“GATHER ROUND, gather round,” he screamed, coughing into his dirty yellow handkerchief. The people closest to him felt his breath brush across their faces like a dirty dishcloth, stinking and grimy, and leaving a trace behind that needed cleaning off.
He bowed suddenly, folding in half at the waist like a straw bent in two. He bent all the way down until his long nose nearly touched the ground. He stopped bending when it was just an inch or so away and then looked up with his boggly eggy eyes, smiling. His teeth, with bits of food stuck between each one, bucked out. Stretching out his arm in an uncomfortable flourish and with a wheezing voice he began:
“Ladies and Gentlemen and tiny tiny people, I am Archibold Scroggs and I,” he paused and scratched his nose, “will be conducting your tour today. Welcome to Witches Crossing, friends, the town where every terrible thing you can imagine has happened … and more besides. A town where, if you stop and listen awhile, you can hear the screams of hundreds of witches ghosts, who lurk in the woods and bathe in our ghastly marshes. Listen close and hear our resident ghosts who wrap their arms around the villagers at night to keep them close. This village, a place of witchcraft and cunning folk, is crowded ladies and gentlemen, not with mere mortals like you and I but with spirits, friendly and … not so friendly. Yes friends – my dear, dear friends – welcome to the town of gloom. Welcome – WELCOME – to Witches Crossing, the Most Haunted Village in all Old Albion.”
As he said the last words a nervous giggle could be heard at the back of the group, so he stood up again, suddenly, bones clicking in his back. Leaning towards the tourists he pointed a long and dirty finger towards the owner of the giggle and stared, his eyeballs bulging in their sockets, bloodshot. The tourists were silent.
Coughing again and spitting a gigantic ball of phlegm upon the road, he twirled around, pointing from place to place as he spoke.
“Witches Crossing is surrounded by the Screaming Woods, where the remains of an ancient crossroads can be found, a place where the mortal world meets the supernatural. Look there, friends”, he said, pointing to the North, “there atop the mound in the Screaming Woods is the hanging tree, where evil witches swung and all the people of the village stood around and laughed. All of these lost souls were then buried at the crossroads in the woods, upside down so they could not claw their way back to the surface.”
“Look down friends, please, please, look down. What lies beneath your feet is the grave of a man with no known name buried here a long, long time ago. Some say he was a king, some say he was a magician not of this world. Some say he took his own sweet life in sadness at his crimes, and some say that he roams the pathways around the village even now. I say I do not know. But if you put your hand upon the floor, you can feel a solemn drumbeat sounding beneath the earth. That is his still living heart they say, his undead heart beating a miserable tune. Will he rise up again? I have heard it said and believe it to be true.”
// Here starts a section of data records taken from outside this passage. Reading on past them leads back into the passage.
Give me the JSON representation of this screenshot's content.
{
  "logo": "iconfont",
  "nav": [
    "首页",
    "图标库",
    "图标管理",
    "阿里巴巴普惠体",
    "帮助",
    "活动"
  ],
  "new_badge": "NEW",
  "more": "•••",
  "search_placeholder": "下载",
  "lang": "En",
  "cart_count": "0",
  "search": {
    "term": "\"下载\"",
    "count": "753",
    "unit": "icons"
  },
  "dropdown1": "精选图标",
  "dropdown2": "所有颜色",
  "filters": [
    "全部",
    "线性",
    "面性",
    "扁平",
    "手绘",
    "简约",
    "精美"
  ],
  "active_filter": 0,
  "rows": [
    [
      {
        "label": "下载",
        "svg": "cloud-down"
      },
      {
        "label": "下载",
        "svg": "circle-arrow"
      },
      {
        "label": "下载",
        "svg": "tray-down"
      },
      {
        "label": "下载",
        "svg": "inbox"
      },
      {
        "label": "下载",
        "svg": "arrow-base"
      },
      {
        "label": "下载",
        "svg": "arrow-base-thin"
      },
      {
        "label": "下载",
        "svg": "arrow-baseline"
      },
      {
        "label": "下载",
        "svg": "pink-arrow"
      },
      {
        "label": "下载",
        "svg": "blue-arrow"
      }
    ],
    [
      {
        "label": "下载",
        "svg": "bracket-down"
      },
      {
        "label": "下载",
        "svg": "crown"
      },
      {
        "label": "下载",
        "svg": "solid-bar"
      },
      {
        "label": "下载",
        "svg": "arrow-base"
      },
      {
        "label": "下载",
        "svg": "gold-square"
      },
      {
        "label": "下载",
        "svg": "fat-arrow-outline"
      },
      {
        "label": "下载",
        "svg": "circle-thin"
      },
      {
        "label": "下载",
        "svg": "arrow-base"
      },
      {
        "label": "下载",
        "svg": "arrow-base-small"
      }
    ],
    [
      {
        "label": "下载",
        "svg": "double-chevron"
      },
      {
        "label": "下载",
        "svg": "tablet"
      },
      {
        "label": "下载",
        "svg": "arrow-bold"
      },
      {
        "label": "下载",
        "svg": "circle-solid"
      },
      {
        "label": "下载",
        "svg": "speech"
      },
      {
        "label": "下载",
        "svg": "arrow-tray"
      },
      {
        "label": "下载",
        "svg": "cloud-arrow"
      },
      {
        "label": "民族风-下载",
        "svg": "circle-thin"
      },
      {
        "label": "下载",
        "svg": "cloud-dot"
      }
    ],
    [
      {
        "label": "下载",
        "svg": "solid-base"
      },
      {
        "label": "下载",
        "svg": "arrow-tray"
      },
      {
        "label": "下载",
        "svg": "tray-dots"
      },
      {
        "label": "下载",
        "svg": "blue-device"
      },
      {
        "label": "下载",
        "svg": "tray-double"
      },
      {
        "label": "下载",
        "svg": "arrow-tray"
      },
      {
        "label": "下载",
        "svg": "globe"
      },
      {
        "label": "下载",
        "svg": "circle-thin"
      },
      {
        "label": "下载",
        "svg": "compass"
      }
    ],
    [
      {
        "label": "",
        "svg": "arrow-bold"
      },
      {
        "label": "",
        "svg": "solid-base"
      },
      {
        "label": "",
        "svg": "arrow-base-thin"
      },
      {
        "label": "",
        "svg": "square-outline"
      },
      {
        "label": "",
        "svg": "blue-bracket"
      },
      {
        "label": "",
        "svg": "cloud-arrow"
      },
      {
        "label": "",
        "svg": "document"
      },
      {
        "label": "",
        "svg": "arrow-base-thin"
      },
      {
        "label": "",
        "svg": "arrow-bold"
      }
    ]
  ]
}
“Now as we go about this tour, you will be scared, I promise you. So frightened – yes, so frightened – that you may wish to just leave your skin behind you now and proceed in your skeleton alone. It will save on cleaning – yes friends, and yes we can keep your skin, or other valuables for you for just a small donation.”
He said valuables slowly, taking the hand of a woman who dripped diamond rings off every finger, and kissing it.
“Now follow me friends, follow me and let us begin. Terror beckons.”
The old man led off his crowd, like the Pied Piper leading the children towards the mystic river – and they followed on behind him, hung upon his every word, barely noticing the wet of the rain or the howl of the winds. And not noticing that they were being watched.